* DIRECTIONS *
Find every line in the records below that contains "偏移地址", and copy it.

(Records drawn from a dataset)
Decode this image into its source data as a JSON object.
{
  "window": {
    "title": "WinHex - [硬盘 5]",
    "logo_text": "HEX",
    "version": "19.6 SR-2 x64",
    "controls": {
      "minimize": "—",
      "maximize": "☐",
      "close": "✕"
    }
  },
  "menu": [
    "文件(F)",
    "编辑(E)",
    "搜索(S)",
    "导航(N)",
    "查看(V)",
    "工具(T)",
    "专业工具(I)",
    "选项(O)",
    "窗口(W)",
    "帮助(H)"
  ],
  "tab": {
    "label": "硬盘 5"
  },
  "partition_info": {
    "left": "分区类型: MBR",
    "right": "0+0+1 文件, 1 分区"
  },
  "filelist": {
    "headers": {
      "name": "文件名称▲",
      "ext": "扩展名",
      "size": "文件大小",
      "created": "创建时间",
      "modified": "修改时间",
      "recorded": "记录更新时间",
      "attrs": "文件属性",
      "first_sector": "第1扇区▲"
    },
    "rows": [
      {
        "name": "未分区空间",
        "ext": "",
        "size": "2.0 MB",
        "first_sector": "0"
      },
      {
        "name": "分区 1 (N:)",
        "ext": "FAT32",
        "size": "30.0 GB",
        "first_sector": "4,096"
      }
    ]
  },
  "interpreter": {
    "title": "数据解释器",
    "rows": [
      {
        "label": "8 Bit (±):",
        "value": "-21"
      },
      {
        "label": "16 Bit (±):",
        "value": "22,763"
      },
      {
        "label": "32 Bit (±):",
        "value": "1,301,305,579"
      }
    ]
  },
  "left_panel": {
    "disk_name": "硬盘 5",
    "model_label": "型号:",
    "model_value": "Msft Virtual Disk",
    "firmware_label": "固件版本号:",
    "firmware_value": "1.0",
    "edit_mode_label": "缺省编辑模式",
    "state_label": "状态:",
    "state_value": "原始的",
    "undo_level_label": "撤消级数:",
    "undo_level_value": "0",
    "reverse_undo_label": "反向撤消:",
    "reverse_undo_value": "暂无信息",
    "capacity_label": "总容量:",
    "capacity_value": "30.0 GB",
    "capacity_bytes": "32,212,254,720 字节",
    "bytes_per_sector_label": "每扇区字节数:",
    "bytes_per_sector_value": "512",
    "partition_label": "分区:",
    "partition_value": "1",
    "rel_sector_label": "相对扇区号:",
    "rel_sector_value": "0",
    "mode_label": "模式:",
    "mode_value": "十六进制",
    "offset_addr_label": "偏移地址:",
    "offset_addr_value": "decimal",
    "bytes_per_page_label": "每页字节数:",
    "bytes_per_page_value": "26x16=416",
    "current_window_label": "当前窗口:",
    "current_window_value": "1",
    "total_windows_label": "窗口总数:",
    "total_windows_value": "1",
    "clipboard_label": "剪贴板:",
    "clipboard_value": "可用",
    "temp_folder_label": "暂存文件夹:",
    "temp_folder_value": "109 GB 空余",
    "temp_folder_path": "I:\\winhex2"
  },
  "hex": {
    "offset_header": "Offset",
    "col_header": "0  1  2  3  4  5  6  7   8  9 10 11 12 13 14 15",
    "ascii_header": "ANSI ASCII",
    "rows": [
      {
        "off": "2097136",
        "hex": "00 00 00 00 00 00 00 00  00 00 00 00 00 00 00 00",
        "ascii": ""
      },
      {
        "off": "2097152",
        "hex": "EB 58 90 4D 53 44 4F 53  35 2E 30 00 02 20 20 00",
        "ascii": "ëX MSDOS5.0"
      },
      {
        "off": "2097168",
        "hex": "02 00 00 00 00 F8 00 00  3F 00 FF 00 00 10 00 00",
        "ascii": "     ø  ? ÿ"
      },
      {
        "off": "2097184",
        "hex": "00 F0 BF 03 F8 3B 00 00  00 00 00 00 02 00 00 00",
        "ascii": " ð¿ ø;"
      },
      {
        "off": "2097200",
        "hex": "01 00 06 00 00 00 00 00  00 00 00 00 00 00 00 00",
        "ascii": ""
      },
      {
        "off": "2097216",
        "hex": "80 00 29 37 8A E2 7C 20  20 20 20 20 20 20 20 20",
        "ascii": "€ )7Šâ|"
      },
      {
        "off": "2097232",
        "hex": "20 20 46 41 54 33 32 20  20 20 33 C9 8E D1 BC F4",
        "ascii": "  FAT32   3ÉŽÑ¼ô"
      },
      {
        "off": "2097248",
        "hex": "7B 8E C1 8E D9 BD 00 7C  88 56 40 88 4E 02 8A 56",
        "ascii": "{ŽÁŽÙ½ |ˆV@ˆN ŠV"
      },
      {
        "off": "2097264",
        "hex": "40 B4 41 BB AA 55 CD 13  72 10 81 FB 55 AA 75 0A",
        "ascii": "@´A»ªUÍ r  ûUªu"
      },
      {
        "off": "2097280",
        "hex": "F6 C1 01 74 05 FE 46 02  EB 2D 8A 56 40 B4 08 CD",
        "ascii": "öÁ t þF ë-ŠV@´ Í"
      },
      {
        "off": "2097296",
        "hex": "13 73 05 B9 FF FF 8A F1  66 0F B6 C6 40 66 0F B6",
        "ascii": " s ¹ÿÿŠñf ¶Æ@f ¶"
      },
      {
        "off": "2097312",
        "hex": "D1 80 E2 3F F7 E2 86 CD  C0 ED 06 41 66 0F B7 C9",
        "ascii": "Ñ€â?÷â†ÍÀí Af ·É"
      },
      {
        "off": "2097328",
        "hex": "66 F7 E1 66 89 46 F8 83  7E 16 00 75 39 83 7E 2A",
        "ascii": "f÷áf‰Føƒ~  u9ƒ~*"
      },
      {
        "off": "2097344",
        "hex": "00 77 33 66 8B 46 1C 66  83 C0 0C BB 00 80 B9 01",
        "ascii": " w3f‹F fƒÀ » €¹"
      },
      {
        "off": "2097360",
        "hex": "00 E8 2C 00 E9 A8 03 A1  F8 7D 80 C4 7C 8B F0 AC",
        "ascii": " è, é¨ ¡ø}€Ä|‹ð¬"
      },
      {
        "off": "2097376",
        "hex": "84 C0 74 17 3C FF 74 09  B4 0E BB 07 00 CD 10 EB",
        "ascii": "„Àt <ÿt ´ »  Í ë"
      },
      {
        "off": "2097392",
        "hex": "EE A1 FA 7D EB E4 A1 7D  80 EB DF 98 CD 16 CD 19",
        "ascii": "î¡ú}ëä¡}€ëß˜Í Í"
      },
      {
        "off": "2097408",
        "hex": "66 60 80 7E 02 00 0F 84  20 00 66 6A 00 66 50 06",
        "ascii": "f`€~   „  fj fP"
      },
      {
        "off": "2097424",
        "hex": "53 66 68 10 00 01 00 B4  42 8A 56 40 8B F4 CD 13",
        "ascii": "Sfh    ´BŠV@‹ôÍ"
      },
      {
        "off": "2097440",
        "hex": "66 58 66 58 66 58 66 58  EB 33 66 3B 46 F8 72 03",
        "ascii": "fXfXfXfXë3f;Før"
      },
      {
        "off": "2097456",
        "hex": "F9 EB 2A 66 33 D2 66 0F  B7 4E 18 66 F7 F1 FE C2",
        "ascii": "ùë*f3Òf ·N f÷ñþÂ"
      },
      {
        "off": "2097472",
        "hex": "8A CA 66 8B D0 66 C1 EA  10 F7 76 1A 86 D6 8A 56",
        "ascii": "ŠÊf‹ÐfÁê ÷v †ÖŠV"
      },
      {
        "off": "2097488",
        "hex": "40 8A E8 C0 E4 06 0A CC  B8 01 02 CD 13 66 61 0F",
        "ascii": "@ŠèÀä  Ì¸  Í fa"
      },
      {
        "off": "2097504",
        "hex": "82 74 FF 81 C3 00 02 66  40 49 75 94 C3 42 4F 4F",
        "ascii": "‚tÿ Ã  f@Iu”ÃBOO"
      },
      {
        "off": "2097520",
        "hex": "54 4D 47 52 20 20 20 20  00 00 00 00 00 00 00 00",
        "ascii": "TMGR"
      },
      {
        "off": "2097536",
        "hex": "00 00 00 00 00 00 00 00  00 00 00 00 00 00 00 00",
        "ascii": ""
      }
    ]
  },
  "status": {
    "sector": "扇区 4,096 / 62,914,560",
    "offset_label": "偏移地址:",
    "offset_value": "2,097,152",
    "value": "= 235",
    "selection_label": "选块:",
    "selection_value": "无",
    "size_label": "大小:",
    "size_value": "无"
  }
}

* SOLUTION FOR THIS EXERCISE *
    "offset_addr_label": "偏移地址:",
    "offset_label": "偏移地址:",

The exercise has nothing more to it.